**Exercise description:**
The following entries are to be repeated exactly, and the pictures are to be left behind.

----- Exercise materials -----

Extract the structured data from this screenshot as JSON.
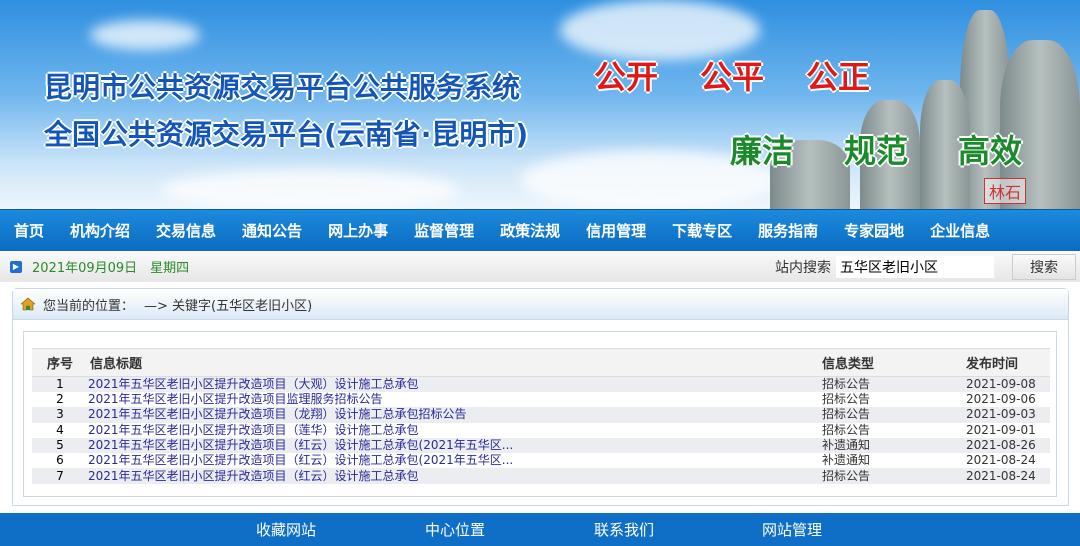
{
  "banner": {
    "title1": "昆明市公共资源交易平台公共服务系统",
    "title2": "全国公共资源交易平台(云南省·昆明市)",
    "slogans_red": [
      "公开",
      "公平",
      "公正"
    ],
    "slogans_green": [
      "廉洁",
      "规范",
      "高效"
    ],
    "seal": "林石"
  },
  "nav": [
    "首页",
    "机构介绍",
    "交易信息",
    "通知公告",
    "网上办事",
    "监督管理",
    "政策法规",
    "信用管理",
    "下载专区",
    "服务指南",
    "专家园地",
    "企业信息"
  ],
  "infobar": {
    "date": "2021年09月09日　星期四",
    "search_label": "站内搜索",
    "search_value": "五华区老旧小区",
    "search_button": "搜索"
  },
  "breadcrumb": {
    "label": "您当前的位置：",
    "path": "—> 关键字(五华区老旧小区)"
  },
  "table": {
    "headers": [
      "序号",
      "信息标题",
      "信息类型",
      "发布时间"
    ],
    "rows": [
      {
        "no": "1",
        "title": "2021年五华区老旧小区提升改造项目（大观）设计施工总承包",
        "type": "招标公告",
        "date": "2021-09-08"
      },
      {
        "no": "2",
        "title": "2021年五华区老旧小区提升改造项目监理服务招标公告",
        "type": "招标公告",
        "date": "2021-09-06"
      },
      {
        "no": "3",
        "title": "2021年五华区老旧小区提升改造项目（龙翔）设计施工总承包招标公告",
        "type": "招标公告",
        "date": "2021-09-03"
      },
      {
        "no": "4",
        "title": "2021年五华区老旧小区提升改造项目（莲华）设计施工总承包",
        "type": "招标公告",
        "date": "2021-09-01"
      },
      {
        "no": "5",
        "title": "2021年五华区老旧小区提升改造项目（红云）设计施工总承包(2021年五华区...",
        "type": "补遗通知",
        "date": "2021-08-26"
      },
      {
        "no": "6",
        "title": "2021年五华区老旧小区提升改造项目（红云）设计施工总承包(2021年五华区...",
        "type": "补遗通知",
        "date": "2021-08-24"
      },
      {
        "no": "7",
        "title": "2021年五华区老旧小区提升改造项目（红云）设计施工总承包",
        "type": "招标公告",
        "date": "2021-08-24"
      }
    ]
  },
  "footer": [
    "收藏网站",
    "中心位置",
    "联系我们",
    "网站管理"
  ]
}
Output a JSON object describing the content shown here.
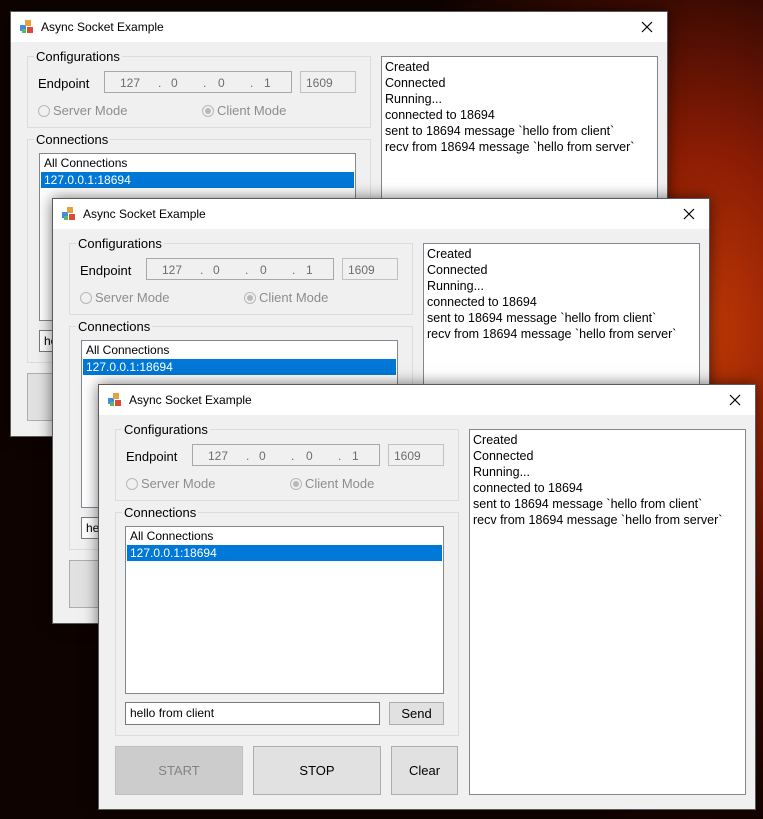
{
  "windows": [
    {
      "title": "Async Socket Example",
      "configurations_label": "Configurations",
      "endpoint_label": "Endpoint",
      "ip": [
        "127",
        "0",
        "0",
        "1"
      ],
      "port": "1609",
      "server_mode_label": "Server Mode",
      "client_mode_label": "Client Mode",
      "selected_mode": "client",
      "connections_label": "Connections",
      "connections": [
        "All Connections",
        "127.0.0.1:18694"
      ],
      "selected_connection": "127.0.0.1:18694",
      "message_input": "he",
      "log": [
        "Created",
        "Connected",
        "Running...",
        "connected to 18694",
        "sent to 18694 message `hello from client`",
        "recv from 18694 message `hello from server`"
      ]
    },
    {
      "title": "Async Socket Example",
      "configurations_label": "Configurations",
      "endpoint_label": "Endpoint",
      "ip": [
        "127",
        "0",
        "0",
        "1"
      ],
      "port": "1609",
      "server_mode_label": "Server Mode",
      "client_mode_label": "Client Mode",
      "selected_mode": "client",
      "connections_label": "Connections",
      "connections": [
        "All Connections",
        "127.0.0.1:18694"
      ],
      "selected_connection": "127.0.0.1:18694",
      "message_input": "he",
      "log": [
        "Created",
        "Connected",
        "Running...",
        "connected to 18694",
        "sent to 18694 message `hello from client`",
        "recv from 18694 message `hello from server`"
      ]
    },
    {
      "title": "Async Socket Example",
      "configurations_label": "Configurations",
      "endpoint_label": "Endpoint",
      "ip": [
        "127",
        "0",
        "0",
        "1"
      ],
      "port": "1609",
      "server_mode_label": "Server Mode",
      "client_mode_label": "Client Mode",
      "selected_mode": "client",
      "connections_label": "Connections",
      "connections": [
        "All Connections",
        "127.0.0.1:18694"
      ],
      "selected_connection": "127.0.0.1:18694",
      "message_input": "hello from client",
      "send_label": "Send",
      "start_label": "START",
      "stop_label": "STOP",
      "clear_label": "Clear",
      "log": [
        "Created",
        "Connected",
        "Running...",
        "connected to 18694",
        "sent to 18694 message `hello from client`",
        "recv from 18694 message `hello from server`"
      ]
    }
  ]
}
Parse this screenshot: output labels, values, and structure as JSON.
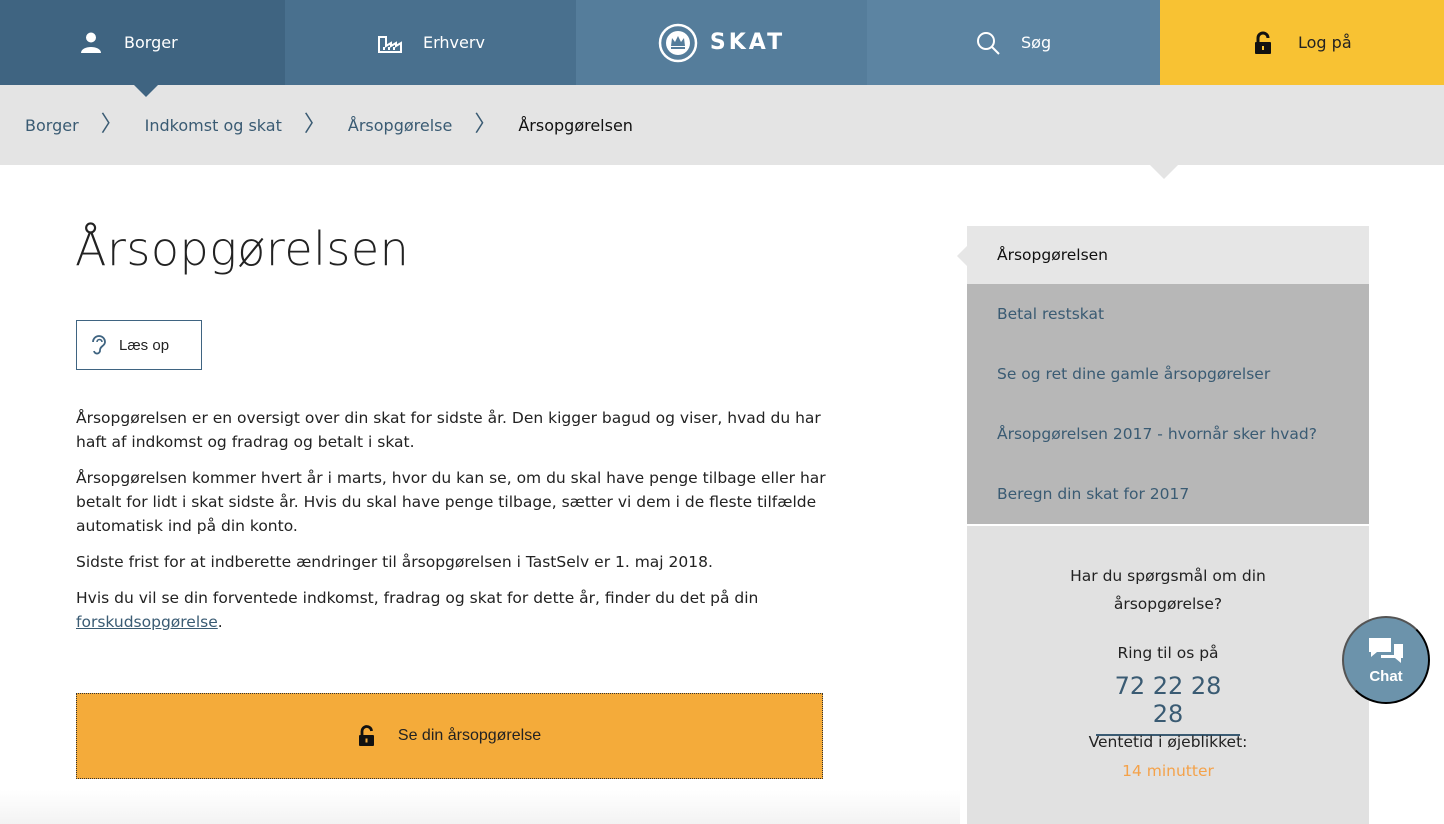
{
  "topnav": {
    "borger": "Borger",
    "erhverv": "Erhverv",
    "logo": "SKAT",
    "search": "Søg",
    "login": "Log på"
  },
  "breadcrumb": [
    "Borger",
    "Indkomst og skat",
    "Årsopgørelse",
    "Årsopgørelsen"
  ],
  "main": {
    "title": "Årsopgørelsen",
    "listen": "Læs op",
    "paragraphs": [
      "Årsopgørelsen er en oversigt over din skat for sidste år. Den kigger bagud og viser, hvad du har haft af indkomst og fradrag og betalt i skat.",
      "Årsopgørelsen kommer hvert år i marts, hvor du kan se, om du skal have penge tilbage eller har betalt for lidt i skat sidste år. Hvis du skal have penge tilbage, sætter vi dem i de fleste tilfælde automatisk ind på din konto.",
      "Sidste frist for at indberette ændringer til årsopgørelsen i TastSelv er 1. maj 2018."
    ],
    "p4_text": "Hvis du vil se din forventede indkomst, fradrag og skat for dette år, finder du det på din ",
    "p4_link": "forskudsopgørelse",
    "p4_end": ".",
    "cta": "Se din årsopgørelse"
  },
  "sidebar": {
    "current": "Årsopgørelsen",
    "links": [
      "Betal restskat",
      "Se og ret dine gamle årsopgørelser",
      "Årsopgørelsen 2017 - hvornår sker hvad?",
      "Beregn din skat for 2017"
    ],
    "help": {
      "question": "Har du spørgsmål om din årsopgørelse?",
      "call": "Ring til os på",
      "phone": "72 22 28 28",
      "wait_label": "Ventetid i øjeblikket:",
      "wait_value": "14 minutter"
    }
  },
  "chat": {
    "label": "Chat"
  },
  "colors": {
    "nav_dark": "#3f6481",
    "login_yellow": "#f8c233",
    "cta_orange": "#f4ab3a",
    "link_blue": "#3a5b73",
    "wait_orange": "#f4a24a"
  }
}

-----

**Problem solution:**
Extract the structured data from this screenshot as JSON.
{
  "banner": {
    "title1": "昆明市公共资源交易平台公共服务系统",
    "title2": "全国公共资源交易平台(云南省·昆明市)",
    "slogans_red": [
      "公开",
      "公平",
      "公正"
    ],
    "slogans_green": [
      "廉洁",
      "规范",
      "高效"
    ],
    "seal": "林石"
  },
  "nav": [
    "首页",
    "机构介绍",
    "交易信息",
    "通知公告",
    "网上办事",
    "监督管理",
    "政策法规",
    "信用管理",
    "下载专区",
    "服务指南",
    "专家园地",
    "企业信息"
  ],
  "infobar": {
    "date": "2021年09月09日　星期四",
    "search_label": "站内搜索",
    "search_value": "五华区老旧小区",
    "search_button": "搜索"
  },
  "breadcrumb": {
    "label": "您当前的位置：",
    "path": "—> 关键字(五华区老旧小区)"
  },
  "table": {
    "headers": [
      "序号",
      "信息标题",
      "信息类型",
      "发布时间"
    ],
    "rows": [
      {
        "no": "1",
        "title": "2021年五华区老旧小区提升改造项目（大观）设计施工总承包",
        "type": "招标公告",
        "date": "2021-09-08"
      },
      {
        "no": "2",
        "title": "2021年五华区老旧小区提升改造项目监理服务招标公告",
        "type": "招标公告",
        "date": "2021-09-06"
      },
      {
        "no": "3",
        "title": "2021年五华区老旧小区提升改造项目（龙翔）设计施工总承包招标公告",
        "type": "招标公告",
        "date": "2021-09-03"
      },
      {
        "no": "4",
        "title": "2021年五华区老旧小区提升改造项目（莲华）设计施工总承包",
        "type": "招标公告",
        "date": "2021-09-01"
      },
      {
        "no": "5",
        "title": "2021年五华区老旧小区提升改造项目（红云）设计施工总承包(2021年五华区...",
        "type": "补遗通知",
        "date": "2021-08-26"
      },
      {
        "no": "6",
        "title": "2021年五华区老旧小区提升改造项目（红云）设计施工总承包(2021年五华区...",
        "type": "补遗通知",
        "date": "2021-08-24"
      },
      {
        "no": "7",
        "title": "2021年五华区老旧小区提升改造项目（红云）设计施工总承包",
        "type": "招标公告",
        "date": "2021-08-24"
      }
    ]
  },
  "footer": [
    "收藏网站",
    "中心位置",
    "联系我们",
    "网站管理"
  ]
}
Output a JSON object describing the content shown here.
{
  "windows": [
    {
      "title": "Async Socket Example",
      "configurations_label": "Configurations",
      "endpoint_label": "Endpoint",
      "ip": [
        "127",
        "0",
        "0",
        "1"
      ],
      "port": "1609",
      "server_mode_label": "Server Mode",
      "client_mode_label": "Client Mode",
      "selected_mode": "client",
      "connections_label": "Connections",
      "connections": [
        "All Connections",
        "127.0.0.1:18694"
      ],
      "selected_connection": "127.0.0.1:18694",
      "message_input": "he",
      "log": [
        "Created",
        "Connected",
        "Running...",
        "connected to 18694",
        "sent to 18694 message `hello from client`",
        "recv from 18694 message `hello from server`"
      ]
    },
    {
      "title": "Async Socket Example",
      "configurations_label": "Configurations",
      "endpoint_label": "Endpoint",
      "ip": [
        "127",
        "0",
        "0",
        "1"
      ],
      "port": "1609",
      "server_mode_label": "Server Mode",
      "client_mode_label": "Client Mode",
      "selected_mode": "client",
      "connections_label": "Connections",
      "connections": [
        "All Connections",
        "127.0.0.1:18694"
      ],
      "selected_connection": "127.0.0.1:18694",
      "message_input": "he",
      "log": [
        "Created",
        "Connected",
        "Running...",
        "connected to 18694",
        "sent to 18694 message `hello from client`",
        "recv from 18694 message `hello from server`"
      ]
    },
    {
      "title": "Async Socket Example",
      "configurations_label": "Configurations",
      "endpoint_label": "Endpoint",
      "ip": [
        "127",
        "0",
        "0",
        "1"
      ],
      "port": "1609",
      "server_mode_label": "Server Mode",
      "client_mode_label": "Client Mode",
      "selected_mode": "client",
      "connections_label": "Connections",
      "connections": [
        "All Connections",
        "127.0.0.1:18694"
      ],
      "selected_connection": "127.0.0.1:18694",
      "message_input": "hello from client",
      "send_label": "Send",
      "start_label": "START",
      "stop_label": "STOP",
      "clear_label": "Clear",
      "log": [
        "Created",
        "Connected",
        "Running...",
        "connected to 18694",
        "sent to 18694 message `hello from client`",
        "recv from 18694 message `hello from server`"
      ]
    }
  ]
}
Parse this screenshot: output labels, values, and structure as JSON.
{
  "topnav": {
    "borger": "Borger",
    "erhverv": "Erhverv",
    "logo": "SKAT",
    "search": "Søg",
    "login": "Log på"
  },
  "breadcrumb": [
    "Borger",
    "Indkomst og skat",
    "Årsopgørelse",
    "Årsopgørelsen"
  ],
  "main": {
    "title": "Årsopgørelsen",
    "listen": "Læs op",
    "paragraphs": [
      "Årsopgørelsen er en oversigt over din skat for sidste år. Den kigger bagud og viser, hvad du har haft af indkomst og fradrag og betalt i skat.",
      "Årsopgørelsen kommer hvert år i marts, hvor du kan se, om du skal have penge tilbage eller har betalt for lidt i skat sidste år. Hvis du skal have penge tilbage, sætter vi dem i de fleste tilfælde automatisk ind på din konto.",
      "Sidste frist for at indberette ændringer til årsopgørelsen i TastSelv er 1. maj 2018."
    ],
    "p4_text": "Hvis du vil se din forventede indkomst, fradrag og skat for dette år, finder du det på din ",
    "p4_link": "forskudsopgørelse",
    "p4_end": ".",
    "cta": "Se din årsopgørelse"
  },
  "sidebar": {
    "current": "Årsopgørelsen",
    "links": [
      "Betal restskat",
      "Se og ret dine gamle årsopgørelser",
      "Årsopgørelsen 2017 - hvornår sker hvad?",
      "Beregn din skat for 2017"
    ],
    "help": {
      "question": "Har du spørgsmål om din årsopgørelse?",
      "call": "Ring til os på",
      "phone": "72 22 28 28",
      "wait_label": "Ventetid i øjeblikket:",
      "wait_value": "14 minutter"
    }
  },
  "chat": {
    "label": "Chat"
  },
  "colors": {
    "nav_dark": "#3f6481",
    "login_yellow": "#f8c233",
    "cta_orange": "#f4ab3a",
    "link_blue": "#3a5b73",
    "wait_orange": "#f4a24a"
  }
}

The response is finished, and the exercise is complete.